Define: Partition in kind – \\ when do courts favor this?
1. Partition in kind – physical division of B/A a) Favored by courts when it is feasible. Modern courts think that sale is fairer.
Define: Partition by sale- sale w/division of proceeds \\ what are most partitions? What did Delfino say about this? What did Grey say about this?
2. Partition by sale- sale w/division of proceeds a) Most partitions are partition by sale b) Delfino v. Vealencis – 2 ’s and 1 own B/A. s want to develop property,  owns 1/3 of property and live/operates garbage business on property. Appellate court reverses decision of trial court for partition by sale and decrees partition in kind. (1) Unlike this case, most courts require a partition by sale when the facts show that a sale would generate more financial value than a partition in kind.  wins here because she shows herself to be the “American Dream” and her business would die and she would have nowhere to live. s should have said  was holding up the American dream of others by keeping a garbage business on developable property 3. Example- Gray v. Crotts: Lot divided into 4 parcels, one co-tenant argues he should get the parcel adjacent to his home. Court orders them to draw lots. Why is this OK? a) Because homeowner has same chance of drawing that parcel as anyone. The value in the lot should not be given to him for free. The person who gets it can sell it to him for the added value. (1) This is why modern courts like partition by sale. Sell lot and divide it 4 ways. Everyone has equal share.
Agreements not to partition- \\\ when are parties free to do this? Why may some courts not recognize this?
4. Agreements not to partition- parties are free to do this, but some courts may not recognize it because it may look like an unreasonable restraint on alienation (right to sell)
Hypo: Court will not direct sale where result will be unfair ------ a) Two siblings want dad’s chair (T/C) \\\ what can the court do?
5. Court will not direct sale where result will be unfair a) Two siblings want dad’s chair (T/C) (1) Court could order them to switch every day – he can go off list of co-tenancies because of the court’s strong equitable power. (2) Court ordered sale would not be OK because the market for the chair is limited and the one w/more money would win
Sharing the benefits and burdens of co-ownership \\\ What about possession by one tenant? Is there a clear set of rules to sort out unhappy co-owners?
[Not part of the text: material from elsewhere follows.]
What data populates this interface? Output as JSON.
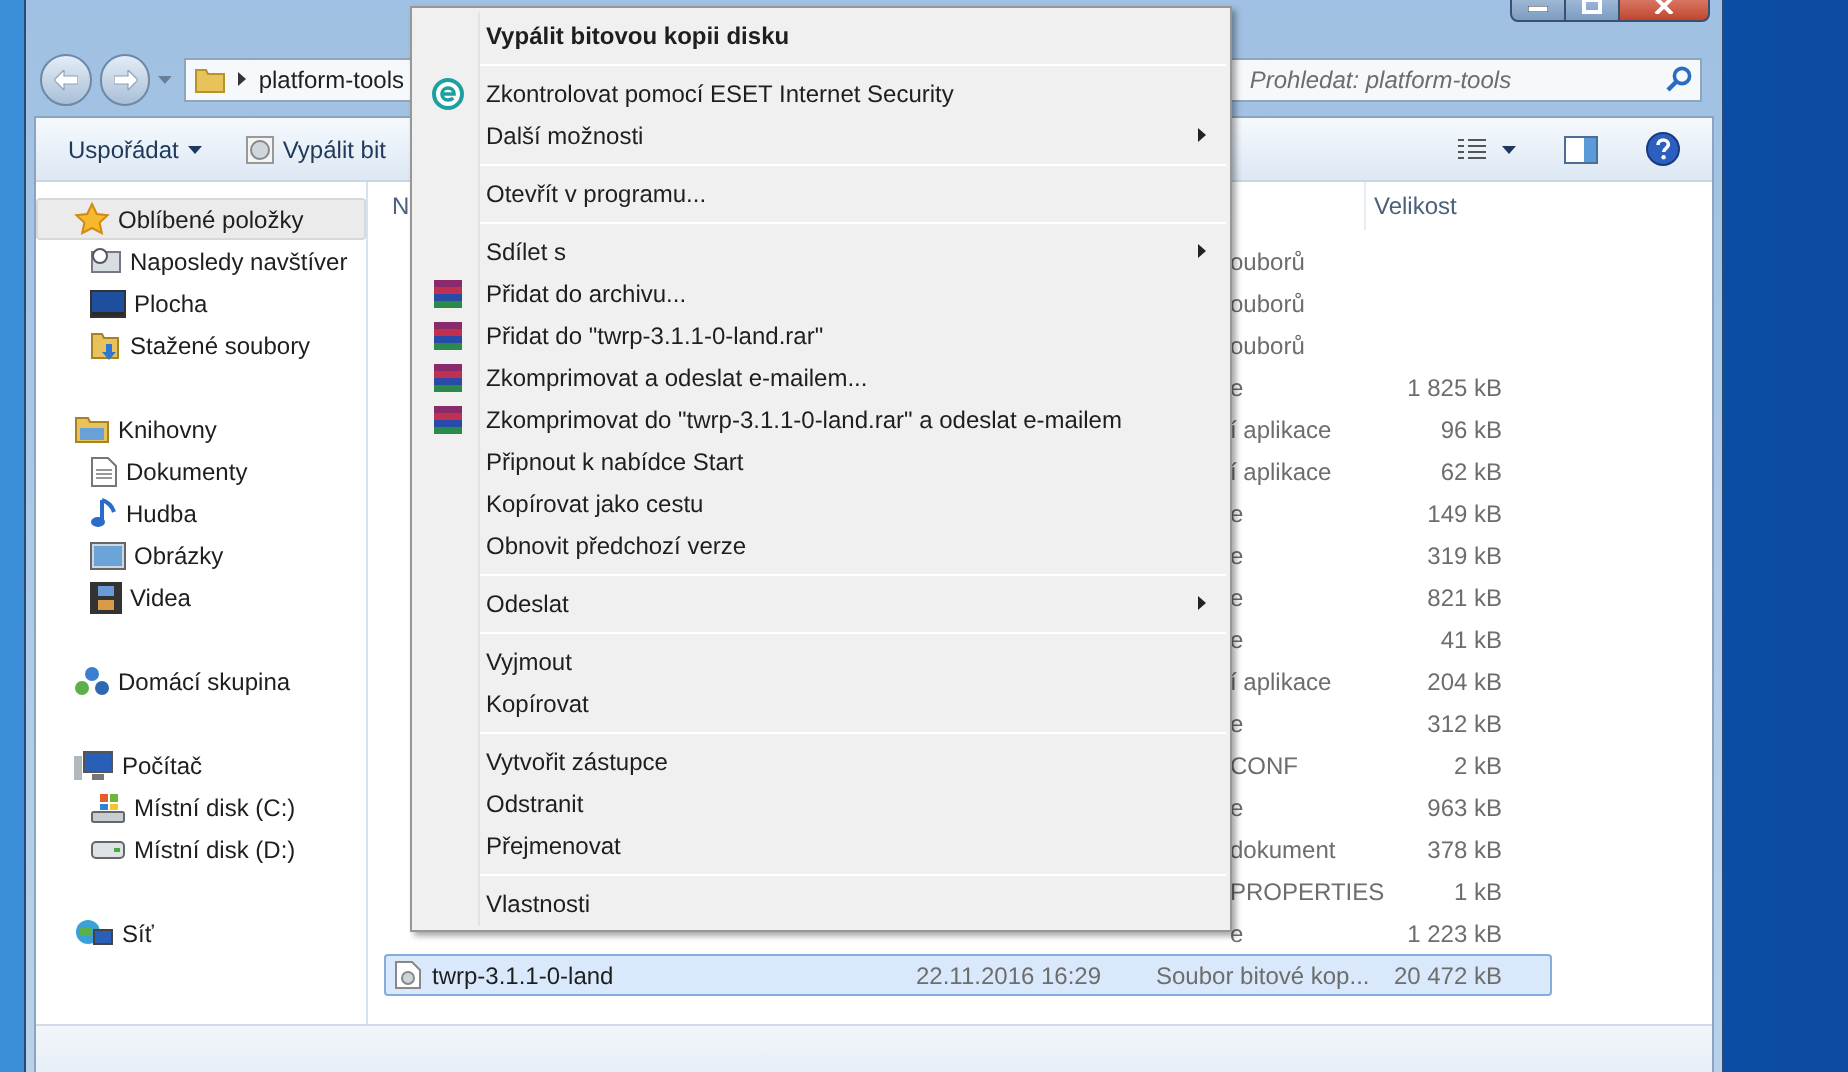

C. Sharing the benefits and burdens of co-ownership 1. Possession by one tenant is OK, but each co-tenant has the right to occupy the entire premises subject only to the similar right of other co-tenants. 2. No clear set of rules to sort out unhappy co-owners. Unclear because it is an area of compelling equities (widows, orphans). Compelling equities sully law.
Define: Ouster
D. Ouster – when occupying co-tenant refuses a demand of the other cotenants to be allowed equal use and enjoyment of the land.
How did Spiller v. Mackereth- co-tenant  takes possession of building and puts locks on it.  co-tenant writes letter demanding ½ rent or vacate ½ building. Illustrate Ouster?
D. Ouster – when occupying co-tenant refuses a demand of the other cotenants to be allowed equal use and enjoyment of the land. 1. Spiller v. Mackereth- co-tenant  takes possession of building and puts locks on it.  co-tenant writes letter demanding ½ rent or vacate ½ building. Court finds for  - there was no ouster a)  did not deny entrance into the building. ’s lawyer did not demand equal use and enjoyment of the property in the letter. Locks were only there to protect his stuff, not to keep  out. 2. Majority – a co-tenant who uses the whole property does not have to pay rent unless there is an ouster (need to write letter demanding “equal use and enjoyment of the property” and then get the demand denied by the occupying tenant).